                          Comment


                          • #28
                            It has been 6 days and nobody has responded to my questions. Where are all the Naval experts gone?

                            Comment


                            • #29
                              Sorry the Isaalt broke up of the wicklow coast en route to Dublin with a cargo of cement.Pior to here days withe marine service she had been a cargo schooner.5 lives were lost.This incident was dated December 1946.

                              the fort rannoch was classified as being unsuitable for naval duties and was sold to Dublin Steam Trwling Co. in 1947.

                              Thew mine layer shark was retained until 1952 as a stores ship and harbour transport until 1952.She was eventually scrapped.

                              The MTBs were sold off in two batches to LT COL James Fitzmaurice for conversion to house boats in 1948 and 1950 as dry rot had set in and their engines were worn out.

                              All three corvettes had been delivered by february 1947 and the purchase of a fourth was cancelled because the Service did not have the crews to man it.


                              Sorry for the delay .any thing else just ask!
                              Covid 19 is not over ....it's still very real..Hand Hygiene, Social Distancing and Masks.. keep safe

                              Comment


                              • #30
                                Originally 6 corvettes were ordered,late during the emergency but in typical fashion,the war ended and the defence forces was scaled down. When the Corvettes were eventualy delivered to the Newly formed Naval service,(HMS Belwort,Oxlip,and the other one) they were the more modern of the Flower class,being fitted with a more modern form of radar than their predecessor.

                                The Shark and Fort Rannoch were vessels of the Marine service,which was the predecessor of the Naval service,and thus were without either the traditions rank structure or experience of what later became the Naval service.

                                The marine service was a stopgap measure ,to put boats on the water during the emergency. Most of the crews were former merchant marine or Dept of Agriculture and fisheries who had in their inventory the 1916 veteran Helga(which shelled Liberty Hall from the liffey) Now known as Murchiu.
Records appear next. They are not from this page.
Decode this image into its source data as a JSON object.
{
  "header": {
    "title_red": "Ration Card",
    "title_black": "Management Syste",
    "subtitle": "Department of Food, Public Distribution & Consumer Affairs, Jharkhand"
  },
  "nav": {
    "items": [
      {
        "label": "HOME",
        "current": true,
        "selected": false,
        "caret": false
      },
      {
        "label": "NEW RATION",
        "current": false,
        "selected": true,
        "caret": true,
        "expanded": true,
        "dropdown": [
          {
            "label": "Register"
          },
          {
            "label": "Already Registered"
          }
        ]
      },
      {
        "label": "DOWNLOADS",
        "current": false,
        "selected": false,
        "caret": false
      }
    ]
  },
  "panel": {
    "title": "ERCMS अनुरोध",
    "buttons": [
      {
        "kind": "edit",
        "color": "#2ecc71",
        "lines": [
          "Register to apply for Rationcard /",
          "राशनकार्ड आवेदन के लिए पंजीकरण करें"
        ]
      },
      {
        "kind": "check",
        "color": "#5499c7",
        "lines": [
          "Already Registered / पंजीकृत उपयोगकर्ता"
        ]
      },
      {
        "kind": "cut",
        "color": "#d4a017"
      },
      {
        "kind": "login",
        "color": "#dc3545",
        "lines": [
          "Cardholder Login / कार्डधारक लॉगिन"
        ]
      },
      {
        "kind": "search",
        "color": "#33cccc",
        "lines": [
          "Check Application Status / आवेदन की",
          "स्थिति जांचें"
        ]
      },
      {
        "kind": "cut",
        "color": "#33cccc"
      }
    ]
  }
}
They were created to fill the gap left by the departure of the Royal Navy from our waters.
                                Indeed the MTBs bore no names,just numbers.
                                They looked good in Dev's propoganda films of the emergency,travelling at speed in sheltered waters,or laying mines in dublin bay,but one wonders how useful they actually were. Probably like the rest of the Defence forces at the time,poorly equipped ,armed with enthusaism and a hope that nobody is really going to attack..

                                Not much has changed really..


                                Catch-22 says they have a right to do anything we can't stop them from doing.

                                Comment

                                Working...
                                X